months you will have learned not to be so whimsical.”

“I trust that I shall never learn to forget that I am a gentleman.”

De Laprade´s manner was so pointed and his tone so full of fine, studied
disdain that Galmoy, who could not fail to see that an insult was
intended, leapt to his feet and drew his sword. In an instant his
example was followed by the Vicomte. But they were not permitted to
fight out their quarrel, for several gentlemen threw themselves between
them, and succeeded in disarming them both; not, however, without
difficulty in the case of Galmoy, who seemed almost to have been
deprived of his reason in the excess of his passion. In vain they
endeavoured to assure him that no insult had been intended, and that he
had misinterpreted the Vicomte´s words, while the Vicomte himself stood
looking on with a smile playing round his lips, cool and unconcerned as
was his wont.

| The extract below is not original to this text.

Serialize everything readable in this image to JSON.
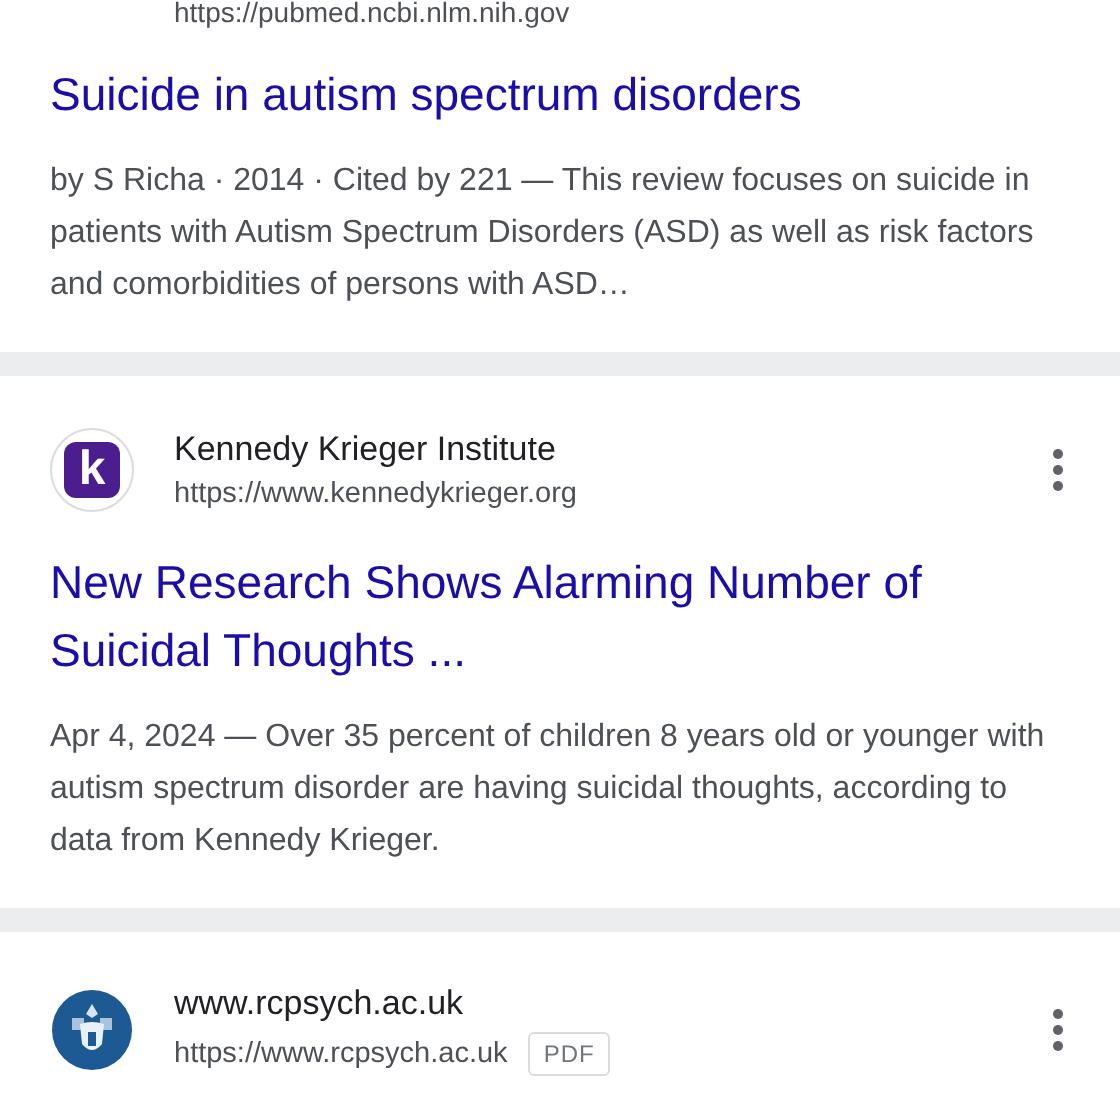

In the midst of the confusion Gervase was removed from the room into the
open air. His guards permitted him to sit down on the stone
drinking-trough outside the door, while one of them went to prepare a
place in which he might pass the night securely. Bending down till his
forehead touched his knees, he endeavoured vainly to collect his
thoughts and to realize what had happened, for his mind was still
confused and weak. He knew that he was about to die, but it seemed to
him at that moment as if it were another and not himself who had taken
part in the drama that had just concluded. For himself, he was drifting
blindly among shadows that grew thicker and darker as he sought to
dispel them. The voices he had heard were still ringing in his ears; the
faces he had seen were still coming and going. Then he heard the voice
of Hackett and looked up. The old sergeant was standing beside him with
his hands still bound behind his back, and his grey hair hanging, matted
and stained with blood, about his face.

“Be of good cheer, Mr. Orme, it will soon be over, sir,” he said, with
homely dignity. “I am proud to think that you bore yourself bravely, and
showed them that a gentleman and a Christian does not fear death. I
should have liked, if it had so pleased the Almighty, to have died on
the field of battle, but since ´tis His will, then His will be done. It
is not for us to complain or dispute the great decrees. I will see you
in the morning, sir,” he added, as his guards prepared to lead him away,
“and it may hap that we shall enter the Kingdom together.”

Gervase was conducted to a low outhouse where a quantity of fresh straw
had been spread for him, and one of the troopers, with rough goodnature,
threw a horse cloth over his shoulders, for the night had grown chilly
and he was shivering with cold. Then they withdrew, locking the door
behind them, and left him to await the arrival of the provost-marshal in
the morning.